# [What you will do]
Look through the entries below and show every line containing the word "value".

# [Input material]
+---+

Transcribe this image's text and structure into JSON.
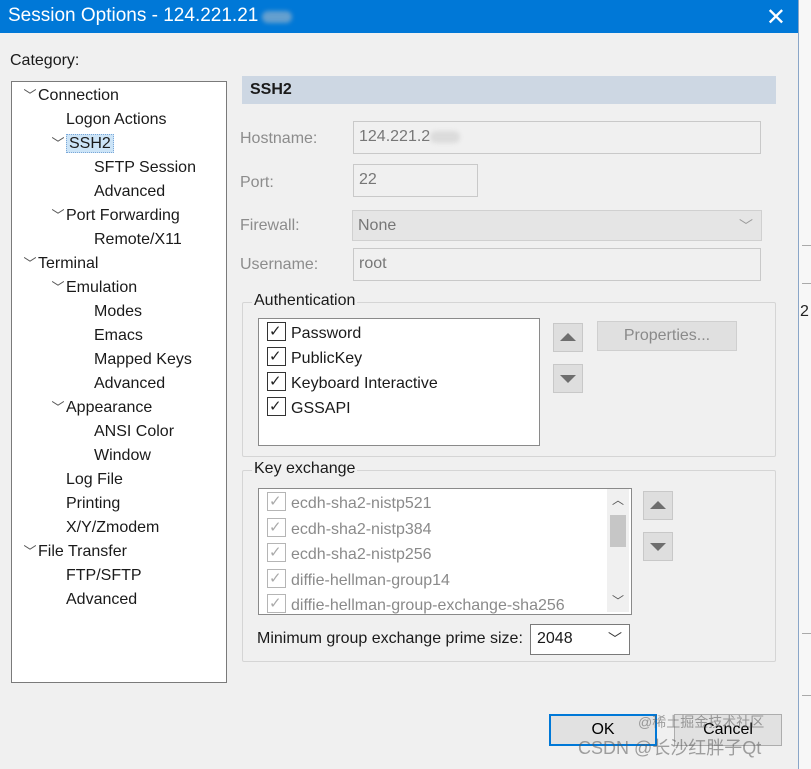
{
  "window": {
    "title": "Session Options - 124.221.21",
    "close_icon": "close-icon"
  },
  "category_label": "Category:",
  "tree": [
    {
      "label": "Connection",
      "level": 0,
      "expanded": true
    },
    {
      "label": "Logon Actions",
      "level": 1
    },
    {
      "label": "SSH2",
      "level": 1,
      "expanded": true,
      "selected": true
    },
    {
      "label": "SFTP Session",
      "level": 2
    },
    {
      "label": "Advanced",
      "level": 2
    },
    {
      "label": "Port Forwarding",
      "level": 1,
      "expanded": true
    },
    {
      "label": "Remote/X11",
      "level": 2
    },
    {
      "label": "Terminal",
      "level": 0,
      "expanded": true
    },
    {
      "label": "Emulation",
      "level": 1,
      "expanded": true
    },
    {
      "label": "Modes",
      "level": 2
    },
    {
      "label": "Emacs",
      "level": 2
    },
    {
      "label": "Mapped Keys",
      "level": 2
    },
    {
      "label": "Advanced",
      "level": 2
    },
    {
      "label": "Appearance",
      "level": 1,
      "expanded": true
    },
    {
      "label": "ANSI Color",
      "level": 2
    },
    {
      "label": "Window",
      "level": 2
    },
    {
      "label": "Log File",
      "level": 1
    },
    {
      "label": "Printing",
      "level": 1
    },
    {
      "label": "X/Y/Zmodem",
      "level": 1
    },
    {
      "label": "File Transfer",
      "level": 0,
      "expanded": true
    },
    {
      "label": "FTP/SFTP",
      "level": 1
    },
    {
      "label": "Advanced",
      "level": 1
    }
  ],
  "section_title": "SSH2",
  "hostname": {
    "label": "Hostname:",
    "value": "124.221.2"
  },
  "port": {
    "label": "Port:",
    "value": "22"
  },
  "firewall": {
    "label": "Firewall:",
    "value": "None"
  },
  "username": {
    "label": "Username:",
    "value": "root"
  },
  "authentication": {
    "label": "Authentication",
    "items": [
      {
        "label": "Password",
        "checked": true
      },
      {
        "label": "PublicKey",
        "checked": true
      },
      {
        "label": "Keyboard Interactive",
        "checked": true
      },
      {
        "label": "GSSAPI",
        "checked": true
      }
    ],
    "properties_label": "Properties..."
  },
  "key_exchange": {
    "label": "Key exchange",
    "items": [
      {
        "label": "ecdh-sha2-nistp521",
        "checked": true
      },
      {
        "label": "ecdh-sha2-nistp384",
        "checked": true
      },
      {
        "label": "ecdh-sha2-nistp256",
        "checked": true
      },
      {
        "label": "diffie-hellman-group14",
        "checked": true
      },
      {
        "label": "diffie-hellman-group-exchange-sha256",
        "checked": true
      }
    ]
  },
  "min_group": {
    "label": "Minimum group exchange prime size:",
    "value": "2048"
  },
  "buttons": {
    "ok": "OK",
    "cancel": "Cancel"
  },
  "watermark": "CSDN @长沙红胖子Qt",
  "watermark_top": "@稀土掘金技术社区",
  "outside_char": "2",
  "colors": {
    "titlebar": "#0078d7",
    "section_header": "#cdd7e3",
    "selection": "#cce4f7"
  }
}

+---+

# [Your solution]
    "value": "124.221.2"
    "value": "22"
    "value": "None"
    "value": "root"
    "value": "2048"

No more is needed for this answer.